DATA SHOWN START

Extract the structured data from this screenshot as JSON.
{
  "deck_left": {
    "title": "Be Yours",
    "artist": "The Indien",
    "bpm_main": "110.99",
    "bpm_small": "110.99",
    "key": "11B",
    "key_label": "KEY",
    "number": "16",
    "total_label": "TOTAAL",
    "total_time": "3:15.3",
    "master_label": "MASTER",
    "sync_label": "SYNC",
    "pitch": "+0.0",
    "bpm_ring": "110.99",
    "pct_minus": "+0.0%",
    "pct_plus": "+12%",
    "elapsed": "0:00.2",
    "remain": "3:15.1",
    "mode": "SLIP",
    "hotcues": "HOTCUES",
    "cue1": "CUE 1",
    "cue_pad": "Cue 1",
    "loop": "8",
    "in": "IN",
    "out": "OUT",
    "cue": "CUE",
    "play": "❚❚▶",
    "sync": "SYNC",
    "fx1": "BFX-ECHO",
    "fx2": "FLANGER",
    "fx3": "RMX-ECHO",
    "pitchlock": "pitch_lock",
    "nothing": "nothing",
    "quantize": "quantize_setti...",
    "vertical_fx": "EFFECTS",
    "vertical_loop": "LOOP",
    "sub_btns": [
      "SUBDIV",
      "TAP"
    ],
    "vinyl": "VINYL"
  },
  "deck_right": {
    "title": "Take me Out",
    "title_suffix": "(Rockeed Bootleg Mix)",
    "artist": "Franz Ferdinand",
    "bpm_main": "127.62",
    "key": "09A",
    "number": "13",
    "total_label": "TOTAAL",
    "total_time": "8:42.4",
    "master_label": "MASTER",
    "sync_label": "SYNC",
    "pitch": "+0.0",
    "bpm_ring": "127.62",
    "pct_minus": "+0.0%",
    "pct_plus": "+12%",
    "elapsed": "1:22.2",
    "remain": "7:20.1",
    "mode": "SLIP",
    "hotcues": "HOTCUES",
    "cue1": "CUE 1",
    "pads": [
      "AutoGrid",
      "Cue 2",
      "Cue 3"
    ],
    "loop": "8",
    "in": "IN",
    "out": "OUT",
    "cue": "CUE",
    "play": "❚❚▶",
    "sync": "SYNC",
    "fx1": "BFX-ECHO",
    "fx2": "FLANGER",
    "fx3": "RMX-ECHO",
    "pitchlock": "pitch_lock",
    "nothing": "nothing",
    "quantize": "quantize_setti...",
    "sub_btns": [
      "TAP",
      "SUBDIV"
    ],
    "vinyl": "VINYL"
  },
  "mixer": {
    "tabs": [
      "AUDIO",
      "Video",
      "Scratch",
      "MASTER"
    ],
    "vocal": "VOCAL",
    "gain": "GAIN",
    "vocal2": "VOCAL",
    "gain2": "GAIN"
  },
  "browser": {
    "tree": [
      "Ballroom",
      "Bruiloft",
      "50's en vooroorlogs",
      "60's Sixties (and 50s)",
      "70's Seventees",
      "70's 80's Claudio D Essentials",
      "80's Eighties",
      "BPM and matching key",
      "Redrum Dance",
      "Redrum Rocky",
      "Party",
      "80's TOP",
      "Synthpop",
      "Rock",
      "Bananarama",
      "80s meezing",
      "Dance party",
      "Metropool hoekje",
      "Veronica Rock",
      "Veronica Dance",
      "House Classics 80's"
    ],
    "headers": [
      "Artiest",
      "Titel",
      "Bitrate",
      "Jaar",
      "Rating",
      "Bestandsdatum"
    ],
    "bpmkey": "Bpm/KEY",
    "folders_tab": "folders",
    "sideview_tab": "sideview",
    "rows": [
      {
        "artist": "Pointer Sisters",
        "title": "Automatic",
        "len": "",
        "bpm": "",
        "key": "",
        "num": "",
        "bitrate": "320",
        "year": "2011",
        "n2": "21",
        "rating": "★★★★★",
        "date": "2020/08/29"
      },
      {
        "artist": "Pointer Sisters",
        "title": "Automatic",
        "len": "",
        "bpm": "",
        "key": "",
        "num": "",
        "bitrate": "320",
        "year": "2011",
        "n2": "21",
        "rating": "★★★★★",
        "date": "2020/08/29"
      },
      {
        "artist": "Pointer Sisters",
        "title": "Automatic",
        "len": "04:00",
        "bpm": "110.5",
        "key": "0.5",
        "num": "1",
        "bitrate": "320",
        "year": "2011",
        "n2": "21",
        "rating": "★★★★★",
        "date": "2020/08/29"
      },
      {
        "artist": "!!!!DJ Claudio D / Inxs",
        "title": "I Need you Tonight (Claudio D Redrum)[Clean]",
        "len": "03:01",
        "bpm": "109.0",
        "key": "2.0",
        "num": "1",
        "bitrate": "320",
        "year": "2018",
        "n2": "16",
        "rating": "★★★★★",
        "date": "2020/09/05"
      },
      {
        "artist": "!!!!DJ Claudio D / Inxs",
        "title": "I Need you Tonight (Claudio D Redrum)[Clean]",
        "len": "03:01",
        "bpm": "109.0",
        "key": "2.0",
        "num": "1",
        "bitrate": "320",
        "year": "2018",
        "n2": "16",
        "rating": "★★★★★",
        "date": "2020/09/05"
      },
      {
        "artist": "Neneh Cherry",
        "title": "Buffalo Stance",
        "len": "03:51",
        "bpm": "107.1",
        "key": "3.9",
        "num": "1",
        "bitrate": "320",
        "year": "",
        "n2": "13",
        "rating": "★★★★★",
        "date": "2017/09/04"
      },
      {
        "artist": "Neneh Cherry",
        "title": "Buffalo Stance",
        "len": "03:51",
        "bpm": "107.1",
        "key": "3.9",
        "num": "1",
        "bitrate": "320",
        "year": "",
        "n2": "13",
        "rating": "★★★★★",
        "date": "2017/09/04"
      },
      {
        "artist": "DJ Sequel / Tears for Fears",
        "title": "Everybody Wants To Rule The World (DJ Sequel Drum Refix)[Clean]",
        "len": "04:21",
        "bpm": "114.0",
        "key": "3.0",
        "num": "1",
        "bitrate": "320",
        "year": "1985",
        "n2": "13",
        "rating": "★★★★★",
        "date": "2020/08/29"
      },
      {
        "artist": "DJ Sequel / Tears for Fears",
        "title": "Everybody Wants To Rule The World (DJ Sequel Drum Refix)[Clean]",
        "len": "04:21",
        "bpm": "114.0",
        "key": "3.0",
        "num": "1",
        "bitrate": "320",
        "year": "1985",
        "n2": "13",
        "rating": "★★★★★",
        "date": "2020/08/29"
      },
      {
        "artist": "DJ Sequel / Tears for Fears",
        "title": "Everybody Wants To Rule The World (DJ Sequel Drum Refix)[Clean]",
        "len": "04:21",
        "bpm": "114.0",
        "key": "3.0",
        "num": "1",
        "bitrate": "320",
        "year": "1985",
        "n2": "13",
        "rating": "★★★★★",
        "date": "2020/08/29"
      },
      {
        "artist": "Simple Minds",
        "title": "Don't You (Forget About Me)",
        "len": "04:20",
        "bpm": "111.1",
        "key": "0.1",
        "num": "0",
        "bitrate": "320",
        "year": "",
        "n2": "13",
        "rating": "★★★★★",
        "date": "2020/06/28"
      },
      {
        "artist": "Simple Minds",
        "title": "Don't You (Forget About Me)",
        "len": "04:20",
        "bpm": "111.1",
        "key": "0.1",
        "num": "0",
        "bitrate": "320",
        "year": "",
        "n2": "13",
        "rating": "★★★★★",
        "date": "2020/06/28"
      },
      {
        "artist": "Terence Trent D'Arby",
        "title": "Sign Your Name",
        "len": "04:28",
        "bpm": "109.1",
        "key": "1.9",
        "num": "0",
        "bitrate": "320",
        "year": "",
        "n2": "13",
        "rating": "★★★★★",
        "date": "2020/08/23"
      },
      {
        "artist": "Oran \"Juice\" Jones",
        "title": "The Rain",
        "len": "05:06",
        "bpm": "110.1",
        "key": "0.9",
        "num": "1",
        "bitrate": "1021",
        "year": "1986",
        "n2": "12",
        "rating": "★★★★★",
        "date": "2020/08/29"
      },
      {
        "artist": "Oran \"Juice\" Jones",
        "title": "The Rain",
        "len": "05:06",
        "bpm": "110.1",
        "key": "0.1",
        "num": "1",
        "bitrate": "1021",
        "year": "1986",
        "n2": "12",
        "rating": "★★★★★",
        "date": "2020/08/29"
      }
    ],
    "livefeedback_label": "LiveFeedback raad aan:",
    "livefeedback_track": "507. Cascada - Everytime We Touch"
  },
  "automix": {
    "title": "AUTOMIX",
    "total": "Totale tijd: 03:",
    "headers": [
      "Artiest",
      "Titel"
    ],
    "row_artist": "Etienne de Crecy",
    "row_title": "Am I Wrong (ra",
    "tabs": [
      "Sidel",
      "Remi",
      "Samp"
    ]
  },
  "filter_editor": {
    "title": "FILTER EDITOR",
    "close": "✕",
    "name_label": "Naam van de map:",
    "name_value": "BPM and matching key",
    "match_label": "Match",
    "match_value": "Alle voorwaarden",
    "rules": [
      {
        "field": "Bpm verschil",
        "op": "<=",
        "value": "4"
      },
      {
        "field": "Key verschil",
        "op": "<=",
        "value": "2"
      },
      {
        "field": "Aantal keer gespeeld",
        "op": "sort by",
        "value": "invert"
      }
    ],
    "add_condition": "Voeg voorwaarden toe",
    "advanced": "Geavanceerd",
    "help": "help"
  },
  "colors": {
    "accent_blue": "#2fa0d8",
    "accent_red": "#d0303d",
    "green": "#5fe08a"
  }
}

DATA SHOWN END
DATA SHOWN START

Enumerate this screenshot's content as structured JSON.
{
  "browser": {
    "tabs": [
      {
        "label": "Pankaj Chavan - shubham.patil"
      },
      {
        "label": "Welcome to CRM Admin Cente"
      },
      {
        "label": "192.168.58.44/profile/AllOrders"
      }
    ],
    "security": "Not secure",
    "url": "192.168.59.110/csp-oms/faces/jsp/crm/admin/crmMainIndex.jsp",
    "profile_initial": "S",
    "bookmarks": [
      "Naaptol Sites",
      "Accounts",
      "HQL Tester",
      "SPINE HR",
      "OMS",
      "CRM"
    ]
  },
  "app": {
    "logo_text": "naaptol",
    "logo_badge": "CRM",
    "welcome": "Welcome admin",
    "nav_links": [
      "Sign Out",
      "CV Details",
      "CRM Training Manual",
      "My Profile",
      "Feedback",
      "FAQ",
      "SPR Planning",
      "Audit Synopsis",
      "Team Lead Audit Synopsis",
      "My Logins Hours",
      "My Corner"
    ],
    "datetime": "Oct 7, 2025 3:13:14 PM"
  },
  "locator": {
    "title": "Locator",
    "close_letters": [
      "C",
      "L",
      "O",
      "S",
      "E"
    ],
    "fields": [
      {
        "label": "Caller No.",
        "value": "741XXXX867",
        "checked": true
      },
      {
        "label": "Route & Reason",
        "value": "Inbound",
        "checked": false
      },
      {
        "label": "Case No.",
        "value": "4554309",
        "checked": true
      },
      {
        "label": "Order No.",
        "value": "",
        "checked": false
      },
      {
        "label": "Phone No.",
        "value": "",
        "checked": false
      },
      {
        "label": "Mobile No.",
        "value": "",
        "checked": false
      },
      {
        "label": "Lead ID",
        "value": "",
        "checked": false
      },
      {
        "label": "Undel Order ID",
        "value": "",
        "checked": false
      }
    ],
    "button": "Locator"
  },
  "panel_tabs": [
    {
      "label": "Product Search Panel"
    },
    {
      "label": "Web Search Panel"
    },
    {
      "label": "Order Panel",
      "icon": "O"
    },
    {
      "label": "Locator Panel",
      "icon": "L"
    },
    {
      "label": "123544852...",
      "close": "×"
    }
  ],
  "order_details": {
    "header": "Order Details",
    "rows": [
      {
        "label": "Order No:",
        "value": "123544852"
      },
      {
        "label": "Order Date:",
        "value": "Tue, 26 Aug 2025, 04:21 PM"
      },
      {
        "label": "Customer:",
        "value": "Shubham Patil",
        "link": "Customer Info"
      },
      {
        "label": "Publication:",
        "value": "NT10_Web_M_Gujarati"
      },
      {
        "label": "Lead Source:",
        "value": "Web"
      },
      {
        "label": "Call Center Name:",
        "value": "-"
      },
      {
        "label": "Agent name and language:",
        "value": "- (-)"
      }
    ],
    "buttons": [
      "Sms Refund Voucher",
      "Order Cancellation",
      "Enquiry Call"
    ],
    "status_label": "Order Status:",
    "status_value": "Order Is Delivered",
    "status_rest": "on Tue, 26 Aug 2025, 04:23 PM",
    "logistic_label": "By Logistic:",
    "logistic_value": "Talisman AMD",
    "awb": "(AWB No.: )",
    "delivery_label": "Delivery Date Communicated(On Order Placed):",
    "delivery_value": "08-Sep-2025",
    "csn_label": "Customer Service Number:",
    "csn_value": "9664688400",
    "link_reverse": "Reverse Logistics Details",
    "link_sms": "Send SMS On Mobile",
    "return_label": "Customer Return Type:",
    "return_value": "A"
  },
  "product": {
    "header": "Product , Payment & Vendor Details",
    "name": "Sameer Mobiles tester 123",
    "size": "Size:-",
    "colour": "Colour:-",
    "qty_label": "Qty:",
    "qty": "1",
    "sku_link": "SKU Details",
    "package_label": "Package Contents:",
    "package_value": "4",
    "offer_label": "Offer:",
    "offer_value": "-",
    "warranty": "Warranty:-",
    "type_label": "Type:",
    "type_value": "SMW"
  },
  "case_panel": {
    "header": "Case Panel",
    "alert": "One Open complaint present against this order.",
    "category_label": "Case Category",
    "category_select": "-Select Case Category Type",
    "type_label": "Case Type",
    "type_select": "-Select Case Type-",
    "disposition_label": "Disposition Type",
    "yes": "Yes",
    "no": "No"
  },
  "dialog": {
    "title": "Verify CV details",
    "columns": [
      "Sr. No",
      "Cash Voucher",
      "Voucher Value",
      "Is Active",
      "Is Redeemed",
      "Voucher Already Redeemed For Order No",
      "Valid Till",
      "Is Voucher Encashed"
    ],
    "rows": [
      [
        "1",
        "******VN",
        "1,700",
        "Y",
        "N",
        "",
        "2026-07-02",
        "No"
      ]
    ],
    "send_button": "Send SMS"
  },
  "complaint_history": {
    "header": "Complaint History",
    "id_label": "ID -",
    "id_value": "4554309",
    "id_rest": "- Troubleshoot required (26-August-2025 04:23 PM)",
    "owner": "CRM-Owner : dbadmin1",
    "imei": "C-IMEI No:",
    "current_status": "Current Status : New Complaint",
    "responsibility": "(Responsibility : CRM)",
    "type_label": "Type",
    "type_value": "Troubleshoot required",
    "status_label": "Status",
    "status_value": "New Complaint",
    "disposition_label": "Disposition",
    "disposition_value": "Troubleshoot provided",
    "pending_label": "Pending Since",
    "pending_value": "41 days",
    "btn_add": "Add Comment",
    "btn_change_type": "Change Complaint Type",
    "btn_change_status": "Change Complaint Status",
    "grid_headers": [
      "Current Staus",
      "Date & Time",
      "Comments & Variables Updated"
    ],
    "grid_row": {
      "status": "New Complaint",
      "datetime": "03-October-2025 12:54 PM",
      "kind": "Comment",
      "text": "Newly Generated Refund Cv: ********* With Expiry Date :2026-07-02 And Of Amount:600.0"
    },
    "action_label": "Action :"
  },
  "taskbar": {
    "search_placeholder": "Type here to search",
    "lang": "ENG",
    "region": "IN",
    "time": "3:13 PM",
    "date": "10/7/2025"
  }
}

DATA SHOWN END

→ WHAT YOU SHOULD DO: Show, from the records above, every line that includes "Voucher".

→ OUTPUT:
      "Sms Refund Voucher",
      "Cash Voucher",
      "Voucher Value",
      "Voucher Already Redeemed For Order No",
      "Is Voucher Encashed"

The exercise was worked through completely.